- Opening Delimiter -
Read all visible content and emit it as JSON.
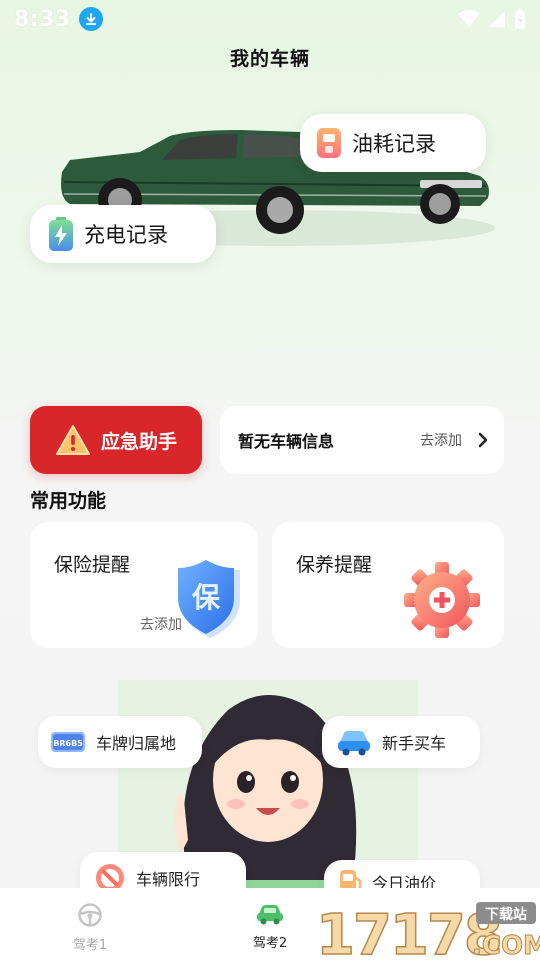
{
  "status_bar": {
    "time": "8:33"
  },
  "header": {
    "title": "我的车辆"
  },
  "float_cards": {
    "fuel_label": "油耗记录",
    "charge_label": "充电记录"
  },
  "emergency": {
    "label": "应急助手"
  },
  "vehicle": {
    "empty_text": "暂无车辆信息",
    "add_label": "去添加"
  },
  "section": {
    "title": "常用功能"
  },
  "functions": {
    "insurance": {
      "title": "保险提醒",
      "add_label": "去添加",
      "icon_text": "保"
    },
    "maintenance": {
      "title": "保养提醒"
    }
  },
  "chips": {
    "plate": {
      "label": "车牌归属地",
      "plate_text": "BR6B5"
    },
    "new_car": {
      "label": "新手买车"
    },
    "restriction": {
      "label": "车辆限行"
    },
    "oil_price": {
      "label": "今日油价"
    }
  },
  "bottom_nav": {
    "items": [
      {
        "label": "驾考1",
        "active": false
      },
      {
        "label": "驾考2",
        "active": true
      },
      {
        "label": "",
        "active": false
      }
    ]
  },
  "watermark": {
    "text": "17178",
    "badge": "下载站",
    "suffix": ".COM"
  },
  "colors": {
    "accent_green": "#4bbf6a",
    "emergency_red": "#d9262b",
    "download_blue": "#1ea7f2"
  }
}
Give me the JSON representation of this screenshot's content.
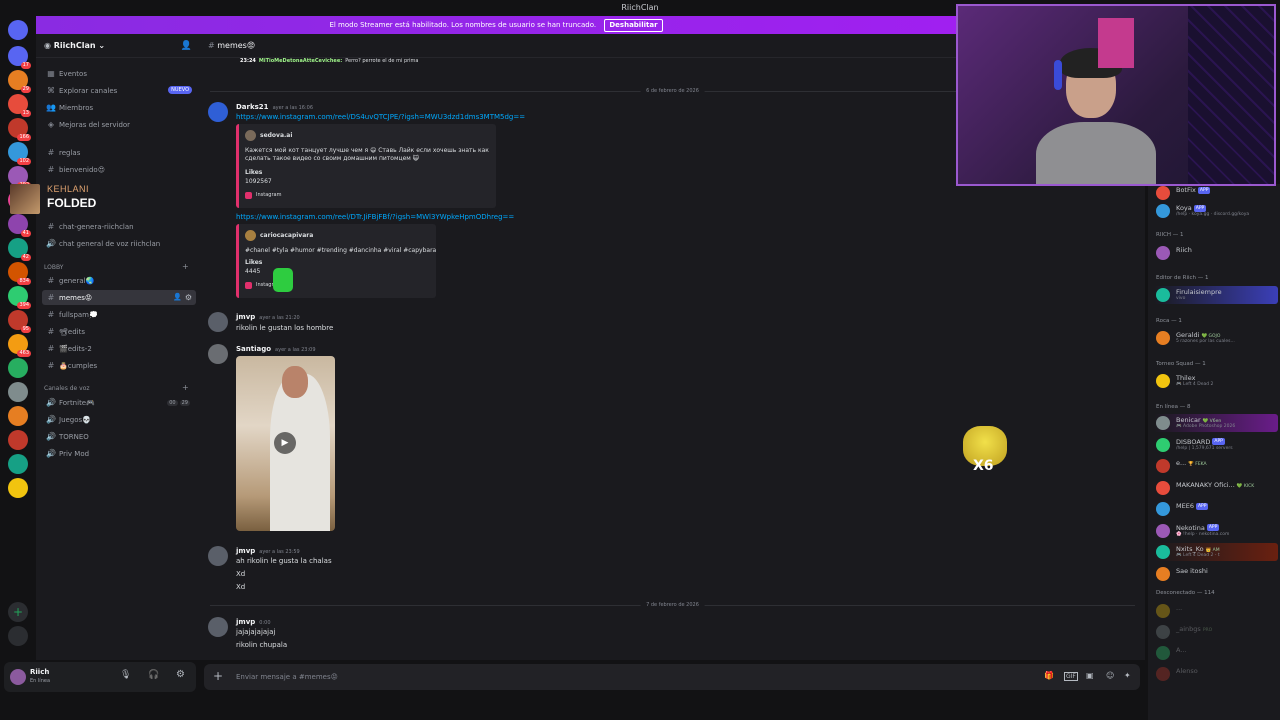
{
  "window": {
    "title": "RiichClan"
  },
  "streamer_banner": {
    "text": "El modo Streamer está habilitado. Los nombres de usuario se han truncado.",
    "button": "Deshabilitar"
  },
  "server": {
    "name": "RiichClan"
  },
  "sidebar": {
    "top_items": [
      {
        "label": "Eventos",
        "icon": "calendar-icon"
      },
      {
        "label": "Explorar canales",
        "icon": "explore-icon",
        "badge": "NUEVO"
      },
      {
        "label": "Miembros",
        "icon": "members-icon"
      },
      {
        "label": "Mejoras del servidor",
        "icon": "boost-icon"
      }
    ],
    "channels_a": [
      {
        "label": "reglas"
      },
      {
        "label": "bienvenido😍"
      }
    ],
    "now_playing": {
      "artist": "KEHLANI",
      "title": "FOLDED"
    },
    "channels_b": [
      {
        "label": "chat-genera-riichclan"
      },
      {
        "label": "chat general de voz riichclan"
      }
    ],
    "lobby_label": "LOBBY",
    "lobby": [
      {
        "label": "general🌏"
      },
      {
        "label": "memes😡"
      },
      {
        "label": "fullspam💭"
      },
      {
        "label": "📽edits"
      },
      {
        "label": "🎬edits-2"
      },
      {
        "label": "🎂cumples"
      }
    ],
    "voice_label": "Canales de voz",
    "voice": [
      {
        "label": "Fortnite🎮",
        "counts": [
          "00",
          "29"
        ]
      },
      {
        "label": "Juegos💀"
      },
      {
        "label": "TORNEO"
      },
      {
        "label": "Priv Mod"
      }
    ]
  },
  "user_panel": {
    "name": "Riich",
    "status": "En línea"
  },
  "rail_badges": [
    "17",
    "29",
    "13",
    "166",
    "102",
    "292",
    "1K",
    "41",
    "42",
    "834",
    "394",
    "95",
    "463"
  ],
  "chat": {
    "channel": "memes😡",
    "prev_msg": {
      "time": "23:24",
      "author": "MiTioMeDetonaAtteCevichee:",
      "text": "Perro? perrote el de mi prima"
    },
    "date1": "6 de febrero de 2026",
    "messages": [
      {
        "author": "Darks21",
        "time": "ayer a las 16:06",
        "link1": "https://www.instagram.com/reel/DS4uvQTCJPE/?igsh=MWU3dzd1dms3MTM5dg==",
        "embed1": {
          "account": "sedova.ai",
          "text1": "Кажется мой кот танцует лучше чем я 😄 Ставь Лайк если хочешь знать как",
          "text2": "сделать такое видео со своим домашним питомцем 😺",
          "likes_label": "Likes",
          "likes": "1092567",
          "source": "Instagram"
        },
        "link2": "https://www.instagram.com/reel/DTr.JiFBjFBf/?igsh=MWl3YWpkeHpmODhreg==",
        "embed2": {
          "account": "cariocacapivara",
          "text1": "#chanel #tyla #humor #trending #dancinha #viral #capybara",
          "likes_label": "Likes",
          "likes": "4445",
          "source": "Instagram"
        }
      },
      {
        "author": "jmvp",
        "time": "ayer a las 21:20",
        "lines": [
          "rikolin le gustan los hombre"
        ]
      },
      {
        "author": "Santiago",
        "time": "ayer a las 23:09"
      },
      {
        "author": "jmvp",
        "time": "ayer a las 23:59",
        "lines": [
          "ah rikolin le gusta la chalas",
          "Xd",
          "Xd"
        ]
      }
    ],
    "date2": "7 de febrero de 2026",
    "last": {
      "author": "jmvp",
      "time": "0:00",
      "lines": [
        "jajajajajajaj",
        "rikolin chupala"
      ]
    },
    "composer_placeholder": "Enviar mensaje a #memes😡"
  },
  "members": {
    "top": [
      {
        "name": "BotFix",
        "tag": "APP"
      },
      {
        "name": "Koya",
        "tag": "APP",
        "sub": "/help · koya.gg · discord.gg/koya"
      }
    ],
    "g1": "RIICH — 1",
    "g1_members": [
      {
        "name": "Riich"
      }
    ],
    "g2": "Editor de Riich — 1",
    "g2_members": [
      {
        "name": "Firulaisiempre",
        "sub": "vivo"
      }
    ],
    "g3": "Roca — 1",
    "g3_members": [
      {
        "name": "Geraldi",
        "extra": "💚 GOJO",
        "sub": "5 razones por las cuales..."
      }
    ],
    "g4": "Torneo Squad — 1",
    "g4_members": [
      {
        "name": "Thilex",
        "sub": "🎮 Left 4 Dead 2"
      }
    ],
    "g5": "En línea — 8",
    "g5_members": [
      {
        "name": "Benicar",
        "extra": "💚 V6en",
        "sub": "🎮 Adobe Photoshop 2026"
      },
      {
        "name": "DISBOARD",
        "tag": "APP",
        "sub": "/help | 1,579,671 servers"
      },
      {
        "name": "e...",
        "extra": "🏆 FEKA"
      },
      {
        "name": "MAKANAKY Ofici...",
        "extra": "💚 KICK"
      },
      {
        "name": "MEE6",
        "tag": "APP"
      },
      {
        "name": "Nekotina",
        "tag": "APP",
        "sub": "🌸 !help · nekotina.com"
      },
      {
        "name": "Nxits_Ko",
        "extra": "👑 AM",
        "sub": "🎮 Left 4 Dead 2 - t"
      },
      {
        "name": "Sae itoshi"
      }
    ],
    "g6": "Desconectado — 114",
    "g6_members": [
      {
        "name": "..."
      },
      {
        "name": "_ainbgs",
        "extra": "PRO"
      },
      {
        "name": "A..."
      },
      {
        "name": "Alenso"
      }
    ]
  },
  "sticker": {
    "label": "X6"
  },
  "colors": {
    "brand": "#5865f2",
    "accent_purple": "#a020f0",
    "link": "#00a8fc",
    "instagram": "#e1306c"
  }
}
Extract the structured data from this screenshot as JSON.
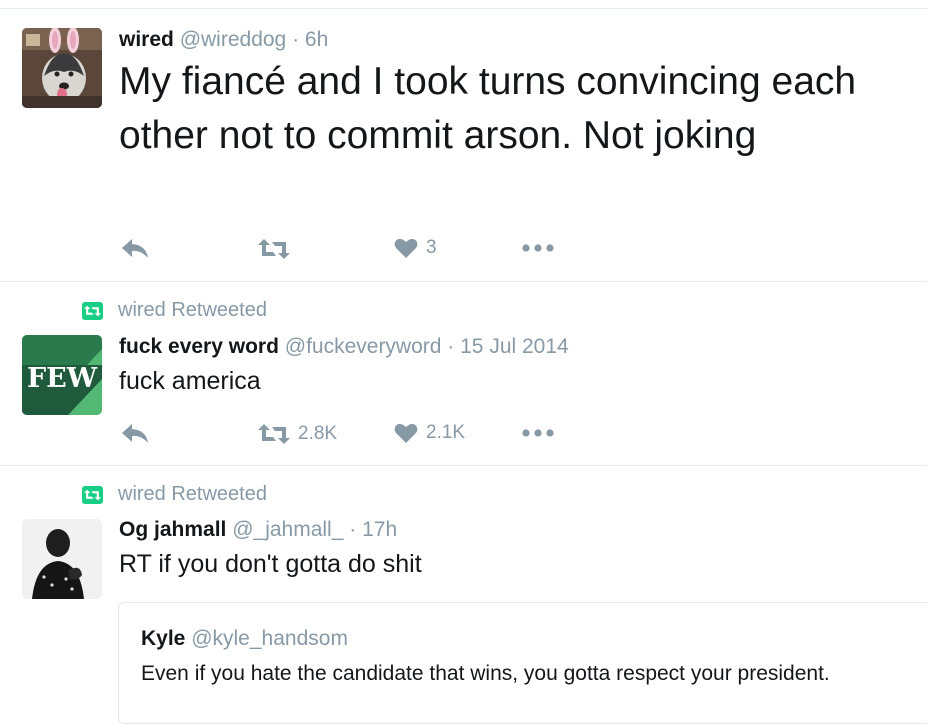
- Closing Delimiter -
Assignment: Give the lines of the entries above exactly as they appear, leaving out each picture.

Reply to the exercise:
Read all visible content and emit it as JSON.
{
  "status_bar": {
    "time": "8:33"
  },
  "header": {
    "title": "我的车辆"
  },
  "float_cards": {
    "fuel_label": "油耗记录",
    "charge_label": "充电记录"
  },
  "emergency": {
    "label": "应急助手"
  },
  "vehicle": {
    "empty_text": "暂无车辆信息",
    "add_label": "去添加"
  },
  "section": {
    "title": "常用功能"
  },
  "functions": {
    "insurance": {
      "title": "保险提醒",
      "add_label": "去添加",
      "icon_text": "保"
    },
    "maintenance": {
      "title": "保养提醒"
    }
  },
  "chips": {
    "plate": {
      "label": "车牌归属地",
      "plate_text": "BR6B5"
    },
    "new_car": {
      "label": "新手买车"
    },
    "restriction": {
      "label": "车辆限行"
    },
    "oil_price": {
      "label": "今日油价"
    }
  },
  "bottom_nav": {
    "items": [
      {
        "label": "驾考1",
        "active": false
      },
      {
        "label": "驾考2",
        "active": true
      },
      {
        "label": "",
        "active": false
      }
    ]
  },
  "watermark": {
    "text": "17178",
    "badge": "下载站",
    "suffix": ".COM"
  },
  "colors": {
    "accent_green": "#4bbf6a",
    "emergency_red": "#d9262b",
    "download_blue": "#1ea7f2"
  }
}
Give me the JSON representation of this screenshot's content.
{
  "window": {
    "title": "RiichClan"
  },
  "streamer_banner": {
    "text": "El modo Streamer está habilitado. Los nombres de usuario se han truncado.",
    "button": "Deshabilitar"
  },
  "server": {
    "name": "RiichClan"
  },
  "sidebar": {
    "top_items": [
      {
        "label": "Eventos",
        "icon": "calendar-icon"
      },
      {
        "label": "Explorar canales",
        "icon": "explore-icon",
        "badge": "NUEVO"
      },
      {
        "label": "Miembros",
        "icon": "members-icon"
      },
      {
        "label": "Mejoras del servidor",
        "icon": "boost-icon"
      }
    ],
    "channels_a": [
      {
        "label": "reglas"
      },
      {
        "label": "bienvenido😍"
      }
    ],
    "now_playing": {
      "artist": "KEHLANI",
      "title": "FOLDED"
    },
    "channels_b": [
      {
        "label": "chat-genera-riichclan"
      },
      {
        "label": "chat general de voz riichclan"
      }
    ],
    "lobby_label": "LOBBY",
    "lobby": [
      {
        "label": "general🌏"
      },
      {
        "label": "memes😡"
      },
      {
        "label": "fullspam💭"
      },
      {
        "label": "📽edits"
      },
      {
        "label": "🎬edits-2"
      },
      {
        "label": "🎂cumples"
      }
    ],
    "voice_label": "Canales de voz",
    "voice": [
      {
        "label": "Fortnite🎮",
        "counts": [
          "00",
          "29"
        ]
      },
      {
        "label": "Juegos💀"
      },
      {
        "label": "TORNEO"
      },
      {
        "label": "Priv Mod"
      }
    ]
  },
  "user_panel": {
    "name": "Riich",
    "status": "En línea"
  },
  "rail_badges": [
    "17",
    "29",
    "13",
    "166",
    "102",
    "292",
    "1K",
    "41",
    "42",
    "834",
    "394",
    "95",
    "463"
  ],
  "chat": {
    "channel": "memes😡",
    "prev_msg": {
      "time": "23:24",
      "author": "MiTioMeDetonaAtteCevichee:",
      "text": "Perro? perrote el de mi prima"
    },
    "date1": "6 de febrero de 2026",
    "messages": [
      {
        "author": "Darks21",
        "time": "ayer a las 16:06",
        "link1": "https://www.instagram.com/reel/DS4uvQTCJPE/?igsh=MWU3dzd1dms3MTM5dg==",
        "embed1": {
          "account": "sedova.ai",
          "text1": "Кажется мой кот танцует лучше чем я 😄 Ставь Лайк если хочешь знать как",
          "text2": "сделать такое видео со своим домашним питомцем 😺",
          "likes_label": "Likes",
          "likes": "1092567",
          "source": "Instagram"
        },
        "link2": "https://www.instagram.com/reel/DTr.JiFBjFBf/?igsh=MWl3YWpkeHpmODhreg==",
        "embed2": {
          "account": "cariocacapivara",
          "text1": "#chanel #tyla #humor #trending #dancinha #viral #capybara",
          "likes_label": "Likes",
          "likes": "4445",
          "source": "Instagram"
        }
      },
      {
        "author": "jmvp",
        "time": "ayer a las 21:20",
        "lines": [
          "rikolin le gustan los hombre"
        ]
      },
      {
        "author": "Santiago",
        "time": "ayer a las 23:09"
      },
      {
        "author": "jmvp",
        "time": "ayer a las 23:59",
        "lines": [
          "ah rikolin le gusta la chalas",
          "Xd",
          "Xd"
        ]
      }
    ],
    "date2": "7 de febrero de 2026",
    "last": {
      "author": "jmvp",
      "time": "0:00",
      "lines": [
        "jajajajajajaj",
        "rikolin chupala"
      ]
    },
    "composer_placeholder": "Enviar mensaje a #memes😡"
  },
  "members": {
    "top": [
      {
        "name": "BotFix",
        "tag": "APP"
      },
      {
        "name": "Koya",
        "tag": "APP",
        "sub": "/help · koya.gg · discord.gg/koya"
      }
    ],
    "g1": "RIICH — 1",
    "g1_members": [
      {
        "name": "Riich"
      }
    ],
    "g2": "Editor de Riich — 1",
    "g2_members": [
      {
        "name": "Firulaisiempre",
        "sub": "vivo"
      }
    ],
    "g3": "Roca — 1",
    "g3_members": [
      {
        "name": "Geraldi",
        "extra": "💚 GOJO",
        "sub": "5 razones por las cuales..."
      }
    ],
    "g4": "Torneo Squad — 1",
    "g4_members": [
      {
        "name": "Thilex",
        "sub": "🎮 Left 4 Dead 2"
      }
    ],
    "g5": "En línea — 8",
    "g5_members": [
      {
        "name": "Benicar",
        "extra": "💚 V6en",
        "sub": "🎮 Adobe Photoshop 2026"
      },
      {
        "name": "DISBOARD",
        "tag": "APP",
        "sub": "/help | 1,579,671 servers"
      },
      {
        "name": "e...",
        "extra": "🏆 FEKA"
      },
      {
        "name": "MAKANAKY Ofici...",
        "extra": "💚 KICK"
      },
      {
        "name": "MEE6",
        "tag": "APP"
      },
      {
        "name": "Nekotina",
        "tag": "APP",
        "sub": "🌸 !help · nekotina.com"
      },
      {
        "name": "Nxits_Ko",
        "extra": "👑 AM",
        "sub": "🎮 Left 4 Dead 2 - t"
      },
      {
        "name": "Sae itoshi"
      }
    ],
    "g6": "Desconectado — 114",
    "g6_members": [
      {
        "name": "..."
      },
      {
        "name": "_ainbgs",
        "extra": "PRO"
      },
      {
        "name": "A..."
      },
      {
        "name": "Alenso"
      }
    ]
  },
  "sticker": {
    "label": "X6"
  },
  "colors": {
    "brand": "#5865f2",
    "accent_purple": "#a020f0",
    "link": "#00a8fc",
    "instagram": "#e1306c"
  }
}
Extract the structured data from this screenshot as JSON.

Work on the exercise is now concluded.